While not everyone knows this you can sometimes find ‘icicles’ underwater. Sure, they’re a bit different than you’d expect, but they’re also quite mind-blowing for a number of reasons. 

These sea icicles or fingers of death, whatever you want to call them are not something we see often and are quite eerie in a lot of ways. They are technically called brinicles and their forming process is quite interesting. While you might assume they’re just frozen bits that fell into the water or something of the sort, they’re not. 

Live Science wrote as follows explaining the formation of brinicles:

The brinicle-forming process goes like this: When sea ice freezes in the Arctic and Antarctic, the salt and other ions in the water is excluded from the water crystals, said study author Bruno Escribano, a researcher at the Basque Center for Applied Mathematics in the Basque Country in northern Spain. This salt-heavy brine accumulates in fractures and compartments within the sea ice.

Inevitably, however, sea ice cracks and the brine leaks out. The brine itself is colder than the freezing point of seawater, since salt-rich water freezes at lower temperatures (hence the reason people put salt on icy sidewalks in the winter, enabling the ice to remain a liquid when it’s below freezing), Escribano told OurAmazingPlanet.

Since the concentration of water in the brine is lower than that in the ocean — and water moves from high to low concentrations, via osmosis — water is attracted to the brine. But the brine is so cold that the water freezes, forming a descending tube of ice, Escribano said.

We do not often get to observe these interesting things in ‘real-time’ because of how rare they are and the conditions they are brought forth in. While these formations don’t always reach the ocean floor, when they do they also freeze the lives they touch as well. When this happens they freeze starfish and whatever else crosses their path in that sense which is quite heartbreaking but also still somehow mesmerizing to see which you can watch in the video below.

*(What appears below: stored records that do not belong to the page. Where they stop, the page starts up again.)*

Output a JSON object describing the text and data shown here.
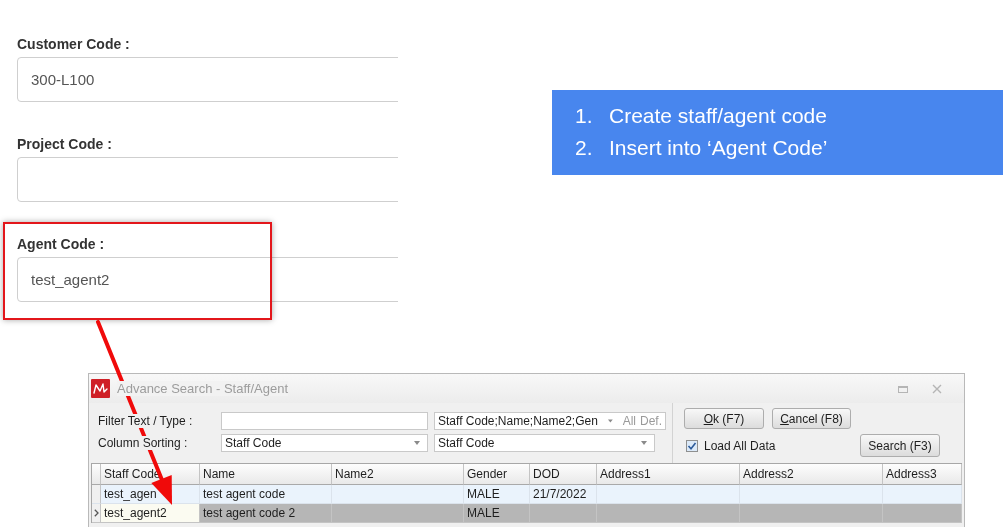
{
  "form": {
    "fields": [
      {
        "label": "Customer Code :",
        "value": "300-L100",
        "highlighted": false
      },
      {
        "label": "Project Code :",
        "highlighted": false
      },
      {
        "label": "Agent Code :",
        "value": "test_agent2",
        "highlighted": true
      }
    ]
  },
  "callout": {
    "items": [
      {
        "number": "1.",
        "text": "Create staff/agent code"
      },
      {
        "number": "2.",
        "text": "Insert into ‘Agent Code’"
      }
    ]
  },
  "dialog": {
    "title": "Advance Search - Staff/Agent",
    "filter": {
      "label": "Filter Text / Type :",
      "columns": "Staff Code;Name;Name2;Gen",
      "all": "All",
      "def": "Def."
    },
    "sorting": {
      "label": "Column Sorting :",
      "field_1": "Staff Code",
      "field_2": "Staff Code"
    },
    "buttons": [
      "Ok (F7)",
      "Cancel (F8)"
    ],
    "load_all": {
      "label": "Load All Data",
      "checked": true
    },
    "search_button": "Search (F3)",
    "table": {
      "columns": [
        "Staff Code",
        "Name",
        "Name2",
        "Gender",
        "DOD",
        "Address1",
        "Address2",
        "Address3"
      ],
      "rows": [
        {
          "staff_code": "test_agen",
          "name": "test agent code",
          "gender": "MALE",
          "dod": "21/7/2022",
          "selected": false
        },
        {
          "staff_code": "test_agent2",
          "name": "test agent code 2",
          "gender": "MALE",
          "selected": true
        }
      ]
    }
  }
}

All of this having been said we should note that brinicles are not dangerous to us as humans. This is because we wouldn’t ever be caught where they form and because we would be much quicker than the sea urchins and things of the sort that get caught in their paths. That being said, I doubt it would be fun to somehow end up touched by this kind of thing. wrote as follows on whether or not Brinicles are a threat to us as humans:

Brinicles are not dangerous to humans, as man seldom travels beneath the ice sheets where they form. Divers who study brinicles take precautions to avoid hypothermia or other cold-water injuries.

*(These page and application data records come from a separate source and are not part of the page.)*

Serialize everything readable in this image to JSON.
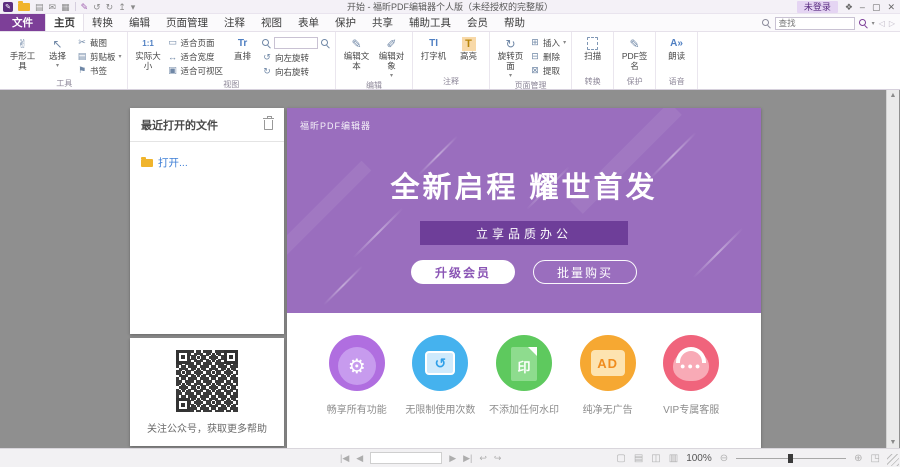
{
  "colors": {
    "accent": "#7d3f98",
    "banner_bg": "#9a6ebe",
    "badge_bg": "#6e3e99",
    "content_bg": "#8f8f8f",
    "link": "#3f7fd6",
    "feature_purple": "#b06ee0",
    "feature_blue": "#45b2ee",
    "feature_green": "#5ec95e",
    "feature_orange": "#f6a832",
    "feature_pink": "#f0647c"
  },
  "window": {
    "title": "开始 - 福昕PDF编辑器个人版（未经授权的完整版）",
    "login_label": "未登录"
  },
  "tabs": [
    {
      "label": "文件"
    },
    {
      "label": "主页"
    },
    {
      "label": "转换"
    },
    {
      "label": "编辑"
    },
    {
      "label": "页面管理"
    },
    {
      "label": "注释"
    },
    {
      "label": "视图"
    },
    {
      "label": "表单"
    },
    {
      "label": "保护"
    },
    {
      "label": "共享"
    },
    {
      "label": "辅助工具"
    },
    {
      "label": "会员"
    },
    {
      "label": "帮助"
    }
  ],
  "find": {
    "placeholder": "查找"
  },
  "ribbon": {
    "hand": "手形工具",
    "select": "选择",
    "snapshot": "截图",
    "clipboard": "剪贴板",
    "bookmark": "书签",
    "actual_size": "实际大小",
    "fit_page": "适合页面",
    "fit_width": "适合宽度",
    "fit_visible": "适合可视区",
    "vertical": "直排",
    "rotate_left": "向左旋转",
    "rotate_right": "向右旋转",
    "edit_text": "编辑文本",
    "edit_object": "编辑对象",
    "typewriter": "打字机",
    "highlight": "高亮",
    "rotate_pages": "旋转页面",
    "insert": "插入",
    "delete": "删除",
    "extract": "提取",
    "scan": "扫描",
    "pdf_sign": "PDF签名",
    "read_aloud": "朗读",
    "groups": {
      "tools": "工具",
      "view": "视图",
      "edit": "编辑",
      "comment": "注释",
      "pages": "页面管理",
      "convert": "转换",
      "protect": "保护",
      "voice": "语音"
    }
  },
  "recent": {
    "title": "最近打开的文件",
    "open_label": "打开..."
  },
  "qr": {
    "caption": "关注公众号，获取更多帮助"
  },
  "banner": {
    "brand": "福昕PDF编辑器",
    "headline": "全新启程 耀世首发",
    "badge": "立享品质办公",
    "upgrade_label": "升级会员",
    "bulk_label": "批量购买"
  },
  "features": [
    {
      "label": "畅享所有功能"
    },
    {
      "label": "无限制使用次数"
    },
    {
      "label": "不添加任何水印",
      "badge": "印"
    },
    {
      "label": "纯净无广告",
      "badge": "AD"
    },
    {
      "label": "VIP专属客服"
    }
  ],
  "statusbar": {
    "zoom": "100%"
  },
  "icons": {
    "app_logo": "✎",
    "save": "▤",
    "email": "✉",
    "print": "▦",
    "stamp_pen": "✎",
    "undo": "↺",
    "redo": "↻",
    "share": "↥",
    "caret": "▾",
    "hand": "✌",
    "select": "↖",
    "snapshot": "✂",
    "clipboard": "▤",
    "bookmark": "⚑",
    "actual_size": "1:1",
    "fit_page": "▭",
    "fit_width": "↔",
    "fit_visible": "▣",
    "vertical": "Tr",
    "rotate_left": "↺",
    "rotate_right": "↻",
    "edit_text": "✎",
    "edit_object": "✐",
    "typewriter": "TI",
    "highlight": "T",
    "rotate_pages": "↻",
    "insert": "⊞",
    "delete": "⊟",
    "extract": "⊠",
    "pdf_sign": "✎",
    "read_aloud": "A»",
    "grid": "❖",
    "minimize": "–",
    "maximize": "▢",
    "close": "✕",
    "prev_arrow": "◁",
    "next_arrow": "▷",
    "first_page": "|◀",
    "prev_page": "◀",
    "next_page": "▶",
    "last_page": "▶|",
    "prev_view": "↩",
    "next_view": "↪",
    "layout_single": "▢",
    "layout_continuous": "▤",
    "layout_facing": "◫",
    "layout_facing_continuous": "▥",
    "zoom_out": "⊖",
    "zoom_in": "⊕",
    "fit_screen": "◳",
    "scroll_up": "▲",
    "scroll_down": "▼",
    "gear": "⚙",
    "rotate_feature": "↺",
    "dots": "●●●"
  }
}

However, slow-moving, bottom-dwelling creatures such as starfish and sea urchins are unable to move quickly enough to escape the flow of brine. They may become encased in ice, completely frozen by the brine. That is how brinicles earned the title “icicles of death.” Pools of super-cold brine may also form and remain beneath the site of brinicle formation. These so-called “black pools of death” can also be deadly to small sea creatures that wander through them.

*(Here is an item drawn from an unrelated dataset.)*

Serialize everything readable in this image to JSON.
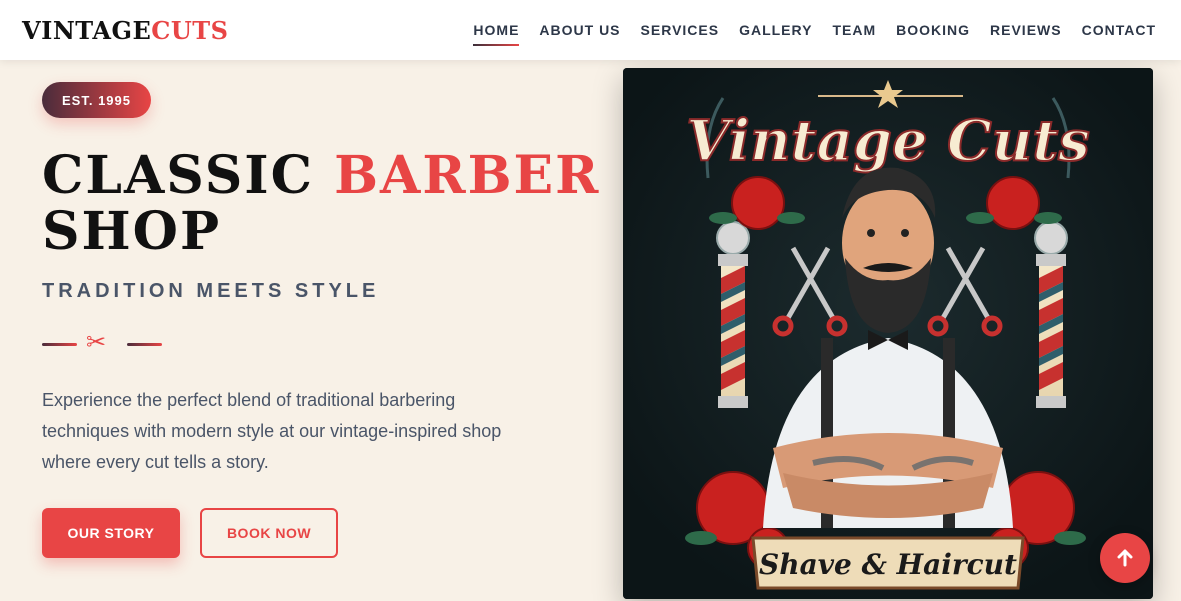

See, they’re not likely going to be causing too much of a stir, but they are quite mind-blowing to see. Nature in many ways is truly fascinating and things like this only prove that further. Brinicles might not be the coolest thing underwater, but they sure are pretty neat.